The National Nutrition Mission or the Poshan Abhiyaan — the world’s largest nutrition programme for children and mothers — must be stepped up in order to meet the targets set by the Centre to reduce stunting, wasting, and anaemia by 2022, warns a report by NITI Aayog with only a little over a year left to reach its goals.
Significantly, the review report was drafted in March and does not factor worsening poverty and hunger levels over the past seven months, which is expected to dent strides made since 2018 to achieve nutritional targets.
The government’s flagship programme to improve nutritional outcomes for children, pregnant women and lactating mothers was launched in 2018 with specific targets to be achieved by 2022. It aims to reduce stunting and wasting by 2% per year (total 6% until 2022) among children and anaemia by 3% per year (total 9% until 2022) among children, adolescent girls and pregnant women and lactating mothers.
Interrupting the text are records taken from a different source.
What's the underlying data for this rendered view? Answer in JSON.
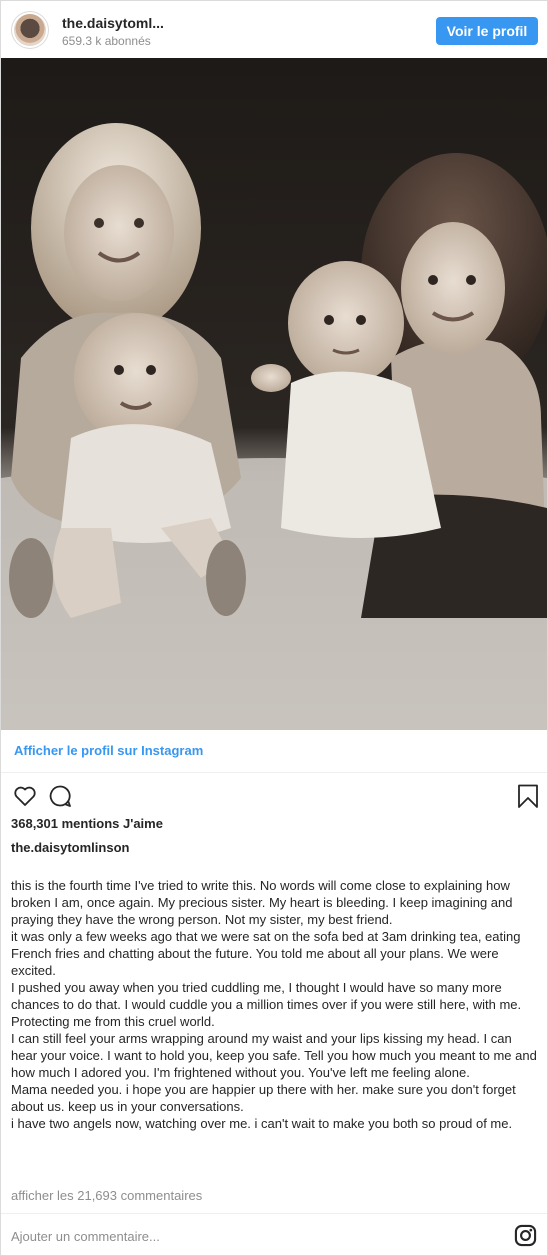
{
  "header": {
    "username": "the.daisytoml...",
    "followers": "659.3 k abonnés",
    "view_profile_label": "Voir le profil"
  },
  "photo": {
    "tone": "sepia-monochrome"
  },
  "link": {
    "label": "Afficher le profil sur Instagram"
  },
  "actions": {
    "like_icon": "heart-icon",
    "comment_icon": "comment-icon",
    "save_icon": "bookmark-icon"
  },
  "likes": "368,301 mentions J'aime",
  "author": "the.daisytomlinson",
  "caption": [
    "this is the fourth time I've tried to write this. No words will come close to explaining how broken I am, once again. My precious sister. My heart is bleeding. I keep imagining and praying they have the wrong person. Not my sister, my best friend.",
    "it was only a few weeks ago that we were sat on the sofa bed at 3am drinking tea, eating French fries and chatting about the future. You told me about all your plans. We were excited.",
    "I pushed you away when you tried cuddling me, I thought I would have so many more chances to do that. I would cuddle you a million times over if you were still here, with me. Protecting me from this cruel world.",
    "I can still feel your arms wrapping around my waist and your lips kissing my head. I can hear your voice. I want to hold you, keep you safe. Tell you how much you meant to me and how much I adored you. I'm frightened without you. You've left me feeling alone.",
    "Mama needed you. i hope you are happier up there with her. make sure you don't forget about us. keep us in your conversations.",
    "i have two angels now, watching over me. i can't wait to make you both so proud of me."
  ],
  "comments_link": "afficher les 21,693 commentaires",
  "comment_placeholder": "Ajouter un commentaire...",
  "footer_icon": "instagram-logo-icon",
  "colors": {
    "accent": "#3897f0",
    "text": "#262626",
    "muted": "#8e8e8e",
    "border": "#dbdbdb"
  }
}
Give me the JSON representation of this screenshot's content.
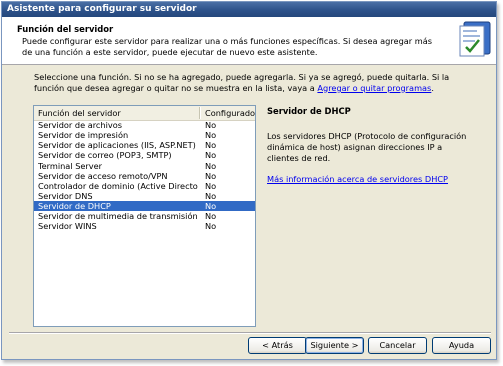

More than a third of children under five suffer from stunting and wasting and 40% of children between one and four are anaemic. Over 50% of pregnant and non-pregnant women were found to be anaemic , according to the National Family Health Survey-4 released in 2016.
The government’s policy think tank warns, “we need to now accelerate actions on multiple fronts. We need to quickly graduate to a POSHAN-plus strategy which apart from continued strengthening the four pillars of the Abhiyaan also requires renewed focus on other social determinants in addition to addressing the governance challenges of NHM/ ICDS delivery mechanisms,” notes the NITI Aayog’s third progress report on the Nutrition Mission.
The report calls for a need to lay as much emphasis on complementary feeding as it does on breastfeeding, which it points out can help avert 60% of the total stunting cases in India. It also recommends improved “water, sanitation, hand washing with soap and hygienic disposal of children’s stools” as other interventions which could help avert a quarter of the stunting cases.
On stunting, the review says that India's targets are conservative as compared to the global target defined by the World Health Assembly (WHA), which is a prevalence rate of 5% of stunting as opposed to India’s goal of reducing stunting levels to 13.3% by 2022. “Additional preventive nutrition and health sensitive strategies are required to achieve further reductions in wasting to meet WHA target for India,” says the report.
The target of reducing prevalence levels of anaemia among pregnant women from 50.3% in 2016 to 34.4% in 2022 and among adolescent girls from 52.9% in 2016 to 39.66%, is also considered to be conservative as compared to the WHA's target of halving prevalence levels.
It notes that the government must implement interventions beyond the health sector and its focus on distribution of IFA tablets, and must include efforts to improve socio-economic conditions, else India will “achieve modest improvements in anaemia” among women of reproductive age.
Significantly, the report was prepared before COVID-19 spread rapidly across the country, but was released only last month. Experts warn that deepening poverty and hunger may delay achieving the goals defined under the Nutrition Mission.
“The projections are optimistic, and will need to be re-adjusted for the COVID-19 disruptions to health and nutrition services,” cautions Purnima Menon, Senior Research Fellow at International Food Policy Research Institute, which provided technical support and data to NITI Aayog for the report.
“When Poshan Abhiyaan was announced there was potential for surpassing the targets laid down. I think we can still achieve the targets,” UNICEF's Nutrition Chief for India told The Hindu .